"Racing is fast, frenetic, and fun."
That said, most of this is alleviated once you start to memorize tracks and master the shifting your vehicle’s weight with the left and right sticks, which is something you will need to do to both get through sections that require it and make sure you stick the landing after a big jump. The few growing pains I experienced never made me want to put the controller down. In fact, most of the time they just motivated me to get better at mastering its quirks and avoiding its kinks. Once I found my core few cars that worked best with my playstyle it all started to click. So, despite its initial abruptness, the learning curve here is a rewarding one to overcome, and once you do, the game blossoms into one of the better racers I’ve played in recent memory. Showing off some of crazy moments you’ll have with the game’s video replays and rather in-depth photo mode will also be a blast for those looking to finally capture those fun Hot Wheels moments that were for so long just trapped in their imaginations.
Hot Wheels Unleashed wouldn’t fully be doing the IP justice if it didn’t have a robust customization suite for its cars, and it certainly does. From different paint colors for different sections of the cars and even different materials and textures to assign to those segments, odds are, you can get your favorite car looking exactly how you want with the livery editor. What’s more, you can upload your liveries to the archive for others to download and use if they want. Not enough racing games do this and I’m glad to see Milestone’s experience with detailed customization and networked functions come into play here.

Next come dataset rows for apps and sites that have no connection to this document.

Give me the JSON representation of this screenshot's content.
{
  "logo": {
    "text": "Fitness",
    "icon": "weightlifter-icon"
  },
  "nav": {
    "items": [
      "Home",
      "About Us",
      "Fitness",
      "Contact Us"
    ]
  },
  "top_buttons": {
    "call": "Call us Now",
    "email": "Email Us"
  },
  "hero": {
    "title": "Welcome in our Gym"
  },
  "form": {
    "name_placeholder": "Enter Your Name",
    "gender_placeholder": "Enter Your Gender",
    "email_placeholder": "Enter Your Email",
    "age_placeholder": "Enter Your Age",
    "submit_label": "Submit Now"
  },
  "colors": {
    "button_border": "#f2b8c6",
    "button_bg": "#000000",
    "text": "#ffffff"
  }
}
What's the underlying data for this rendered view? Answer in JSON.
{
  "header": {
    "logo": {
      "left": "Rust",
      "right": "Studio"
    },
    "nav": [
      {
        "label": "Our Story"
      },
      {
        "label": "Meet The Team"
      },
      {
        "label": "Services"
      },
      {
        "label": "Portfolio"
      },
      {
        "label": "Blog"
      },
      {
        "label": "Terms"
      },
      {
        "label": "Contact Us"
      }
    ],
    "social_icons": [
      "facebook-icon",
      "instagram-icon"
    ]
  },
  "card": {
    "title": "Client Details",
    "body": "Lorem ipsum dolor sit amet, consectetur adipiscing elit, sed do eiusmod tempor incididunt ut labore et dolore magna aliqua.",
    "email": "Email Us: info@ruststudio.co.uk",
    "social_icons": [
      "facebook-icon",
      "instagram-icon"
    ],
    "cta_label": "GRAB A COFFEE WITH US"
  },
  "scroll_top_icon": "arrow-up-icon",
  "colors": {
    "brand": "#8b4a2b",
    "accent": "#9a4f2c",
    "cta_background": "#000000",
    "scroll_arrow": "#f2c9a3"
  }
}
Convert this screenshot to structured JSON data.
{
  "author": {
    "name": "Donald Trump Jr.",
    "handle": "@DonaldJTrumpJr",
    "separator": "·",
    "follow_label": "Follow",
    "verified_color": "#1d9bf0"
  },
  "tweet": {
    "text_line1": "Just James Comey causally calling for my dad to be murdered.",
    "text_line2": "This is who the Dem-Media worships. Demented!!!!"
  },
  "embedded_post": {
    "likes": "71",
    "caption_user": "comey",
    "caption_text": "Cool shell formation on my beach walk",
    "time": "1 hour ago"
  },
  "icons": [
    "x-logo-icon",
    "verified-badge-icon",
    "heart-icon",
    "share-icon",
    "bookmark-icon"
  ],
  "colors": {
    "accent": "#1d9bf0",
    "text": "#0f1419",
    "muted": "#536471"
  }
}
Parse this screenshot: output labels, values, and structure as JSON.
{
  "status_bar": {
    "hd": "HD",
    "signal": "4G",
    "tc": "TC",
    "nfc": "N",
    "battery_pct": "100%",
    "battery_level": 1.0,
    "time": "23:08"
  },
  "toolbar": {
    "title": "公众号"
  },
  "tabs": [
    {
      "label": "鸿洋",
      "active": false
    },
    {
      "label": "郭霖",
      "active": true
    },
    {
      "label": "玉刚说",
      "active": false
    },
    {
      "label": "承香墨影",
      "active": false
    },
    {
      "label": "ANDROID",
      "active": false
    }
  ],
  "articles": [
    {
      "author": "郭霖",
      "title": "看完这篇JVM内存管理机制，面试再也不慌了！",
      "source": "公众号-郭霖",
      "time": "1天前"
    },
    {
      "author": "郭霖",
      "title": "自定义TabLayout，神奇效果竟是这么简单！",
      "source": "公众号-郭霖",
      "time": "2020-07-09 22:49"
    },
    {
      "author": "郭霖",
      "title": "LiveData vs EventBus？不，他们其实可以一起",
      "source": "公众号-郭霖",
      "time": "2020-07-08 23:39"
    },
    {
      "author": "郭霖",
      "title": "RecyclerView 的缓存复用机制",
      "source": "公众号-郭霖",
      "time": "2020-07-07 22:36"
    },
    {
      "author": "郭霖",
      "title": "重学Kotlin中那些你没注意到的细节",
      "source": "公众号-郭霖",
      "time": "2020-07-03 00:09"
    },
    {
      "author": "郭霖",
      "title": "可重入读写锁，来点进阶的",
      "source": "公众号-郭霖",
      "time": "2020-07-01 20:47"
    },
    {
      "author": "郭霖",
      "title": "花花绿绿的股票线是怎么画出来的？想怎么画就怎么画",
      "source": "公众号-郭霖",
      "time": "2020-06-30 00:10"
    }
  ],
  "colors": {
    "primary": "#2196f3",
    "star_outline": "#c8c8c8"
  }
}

Another area where Hot Wheels is represented well is in the track editor, which isn’t the most intuitive of its kind, but it provides a lot of freedom with fluid curves and slants that let you get things exactly how you want. Seemingly, a lot of what you see in the base game is available here, including background level areas and the big spider hazards. This, I suspect, is where the game will ultimately have the most longevity with people making their own creations and uploading them to be tried out by others. You have to validate your tracks by driving from the beginning to the end in order to save and publish it which in theory should prevent broken tracks from ending up on the servers, but time will tell on that.
"Another area where Hot Wheels is represented well is in the track editor, which isn’t the most intuitive of its kind, but it provides a lot of freedom with fluid curves and slants that let you get things exactly how you want."
The sound design in Unleashed is great for the most part. The roars of different engines are varied and fitting for their vehicles. The sounds of boosting and bumping into other cars coming through your DualSense is also a nice touch, and while the music speeding up and changing pitch during boosts does sound kind of weird, it also adds to the frenetic nature of those moments, which I suppose is the point.
Not exclusively aiming at kids or adults was an infinitely wise decision for Unleashed, as it can truly be enjoyed by just about anybody. Despite the game’s physics and learning curve throwing you to the wolves a bit at first, the racing itself does grow into a surprisingly engaging time. It certainly could have used a few more event and location types, but Hot Wheels Unleashed mostly nails it where it counts with a fast, fun, and fully-featured racing game.
This game was reviewed on the PlayStation 5.
Fun, varied vehicles; Detailed customization; Track editor; Exciting races with plenty of speed.
Too few types of events; Randomized loot boxes make it hard to get a vehicle you want; Not quite enough level background variety.